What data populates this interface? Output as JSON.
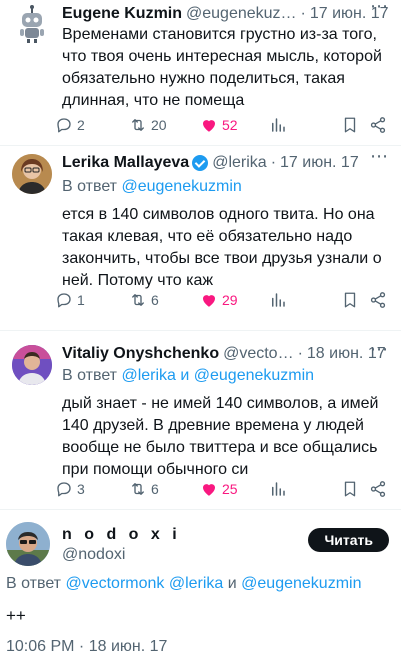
{
  "tweets": [
    {
      "name": "Eugene Kuzmin",
      "handle": "@eugenekuz…",
      "time": "17 июн. 17",
      "reply_prefix": "",
      "reply_users": "",
      "text_lines": [
        "Временами становится грустно из-за того,",
        "что твоя очень интересная мысль, которой",
        "обязательно нужно поделиться, такая",
        "длинная, что не помеща"
      ],
      "replies": "2",
      "retweets": "20",
      "likes": "52"
    },
    {
      "name": "Lerika Mallayeva",
      "handle": "@lerika",
      "time": "17 июн. 17",
      "reply_prefix": "В ответ ",
      "reply_users": "@eugenekuzmin",
      "text_lines": [
        "ется в 140 символов одного твита. Но она",
        "такая клевая, что её обязательно надо",
        "закончить, чтобы все твои друзья узнали о",
        "ней. Потому что каж"
      ],
      "replies": "1",
      "retweets": "6",
      "likes": "29"
    },
    {
      "name": "Vitaliy Onyshchenko",
      "handle": "@vecto…",
      "time": "18 июн. 17",
      "reply_prefix": "В ответ ",
      "reply_users": "@lerika и @eugenekuzmin",
      "text_lines": [
        "дый знает - не имей 140 символов, а имей",
        "140 друзей. В древние времена у людей",
        "вообще не было твиттера и все общались",
        "при помощи обычного си"
      ],
      "replies": "3",
      "retweets": "6",
      "likes": "25"
    }
  ],
  "main": {
    "name": "n o d o x i",
    "handle": "@nodoxi",
    "follow_label": "Читать",
    "reply_prefix": "В ответ ",
    "reply_user1": "@vectormonk",
    "reply_user2": "@lerika",
    "reply_and": " и ",
    "reply_user3": "@eugenekuzmin",
    "text": "++",
    "timestamp": "10:06 PM · 18 июн. 17"
  },
  "colors": {
    "accent": "#1d9bf0",
    "like": "#f91880",
    "muted": "#536471"
  }
}
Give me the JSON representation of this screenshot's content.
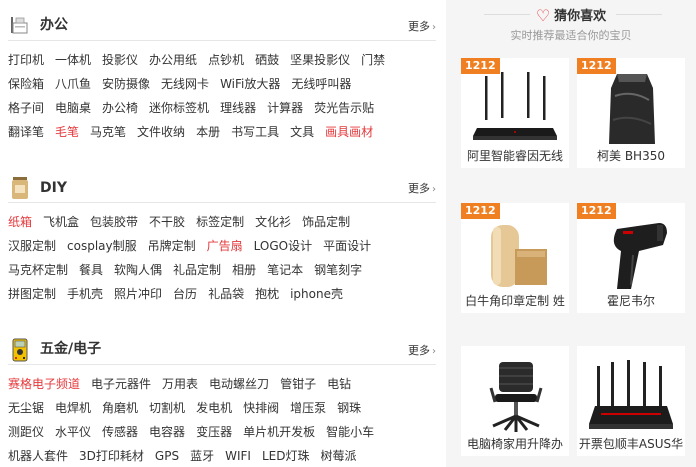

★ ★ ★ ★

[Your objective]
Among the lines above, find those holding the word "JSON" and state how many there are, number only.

[Exercise solution]
2